Mr Hunt said the additional funding will bring total federal funding for community mental health services over the next three years to $1.45 billion.

The funding will be provided through the nationwide 31 Primary Health Networks (PHNs). The networks are independent regional health organisations that commission health services for local communities, including mental health.

According to Mr Hunt, around one-in-five Australians experience a common mental health disorder each year, and nearly half of the population will experience mental illness at some point in their lives. Less than half will access treatment.

In 2017–18, approximately 200,000 Australians accessed over 900,000 mental health services through local providers commissioned by PHNs.

The $1.45 billion will include:

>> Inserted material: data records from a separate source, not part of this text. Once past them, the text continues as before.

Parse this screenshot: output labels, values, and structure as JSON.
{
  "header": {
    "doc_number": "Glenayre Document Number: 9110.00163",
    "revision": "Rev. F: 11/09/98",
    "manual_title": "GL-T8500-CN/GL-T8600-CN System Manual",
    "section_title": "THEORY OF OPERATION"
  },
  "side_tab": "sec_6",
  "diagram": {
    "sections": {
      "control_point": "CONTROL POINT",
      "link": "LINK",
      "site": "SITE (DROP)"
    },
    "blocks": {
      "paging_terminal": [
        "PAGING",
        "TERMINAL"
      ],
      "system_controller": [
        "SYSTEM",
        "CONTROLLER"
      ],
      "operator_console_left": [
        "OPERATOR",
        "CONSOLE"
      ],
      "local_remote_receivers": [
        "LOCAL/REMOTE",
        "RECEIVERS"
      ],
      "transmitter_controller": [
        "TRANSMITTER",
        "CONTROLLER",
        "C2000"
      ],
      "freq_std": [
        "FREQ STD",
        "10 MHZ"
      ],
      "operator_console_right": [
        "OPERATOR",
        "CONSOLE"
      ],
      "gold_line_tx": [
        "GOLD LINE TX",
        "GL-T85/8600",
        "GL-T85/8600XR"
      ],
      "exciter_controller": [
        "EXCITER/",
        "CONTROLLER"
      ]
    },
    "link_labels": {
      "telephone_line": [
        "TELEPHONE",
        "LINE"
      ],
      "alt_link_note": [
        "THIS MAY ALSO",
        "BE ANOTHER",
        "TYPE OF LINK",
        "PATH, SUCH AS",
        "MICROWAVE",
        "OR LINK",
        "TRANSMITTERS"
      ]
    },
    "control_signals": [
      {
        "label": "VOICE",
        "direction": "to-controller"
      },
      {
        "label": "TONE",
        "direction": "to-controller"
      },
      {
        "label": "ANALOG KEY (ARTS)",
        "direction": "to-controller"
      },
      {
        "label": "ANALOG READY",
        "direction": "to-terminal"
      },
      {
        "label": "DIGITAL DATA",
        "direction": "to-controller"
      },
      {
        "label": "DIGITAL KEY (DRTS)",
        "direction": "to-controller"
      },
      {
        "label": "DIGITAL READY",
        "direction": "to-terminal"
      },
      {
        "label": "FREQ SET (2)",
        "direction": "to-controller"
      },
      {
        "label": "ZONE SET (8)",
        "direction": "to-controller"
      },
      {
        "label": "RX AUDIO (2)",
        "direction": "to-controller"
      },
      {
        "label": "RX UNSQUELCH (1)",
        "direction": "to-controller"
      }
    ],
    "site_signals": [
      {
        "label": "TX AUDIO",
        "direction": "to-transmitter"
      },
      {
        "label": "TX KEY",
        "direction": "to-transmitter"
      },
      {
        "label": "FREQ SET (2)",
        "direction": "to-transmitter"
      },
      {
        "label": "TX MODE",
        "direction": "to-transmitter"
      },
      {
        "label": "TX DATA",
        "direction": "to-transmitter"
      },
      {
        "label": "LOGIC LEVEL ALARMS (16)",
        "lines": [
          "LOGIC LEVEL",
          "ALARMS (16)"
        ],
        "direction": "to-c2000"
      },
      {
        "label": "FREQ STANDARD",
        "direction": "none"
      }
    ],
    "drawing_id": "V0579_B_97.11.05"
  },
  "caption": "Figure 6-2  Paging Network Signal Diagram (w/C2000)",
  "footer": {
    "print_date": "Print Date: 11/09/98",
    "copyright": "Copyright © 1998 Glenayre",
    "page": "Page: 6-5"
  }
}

  • $177 million for mental health nurses;
  • $77 million for suicide prevention including Indigenous suicide;
  • $74 million for the mental health of those in residential aged care;
  • $89 million for Indigenous mental health;
  • $617 million for youth mental health including headspace; and
  • $399 million for psychological therapies for hard to reach populations.

Mr Hunt said the federal government had also decided to change the way PHNs are funded to ensure key staff, including mental health professionals, no longer face the uncertainty of short-term contracts.

"This will allow longer term planning, provide job certainty for thousands of people employed in the sector, and deliver a stronger mental health system," he said.

Shadow health minister Catherine King said the opposition would "always welcome" funding for mental health but that the government's announcement "is in fact the existing funding."

"So whilst we welcome that there'll be ongoing funding for the Primary Health Networks, what the government hasn't done unfortunately is really work with states and territories, lead a process to actually get better coordination for our mental health services," said Ms King.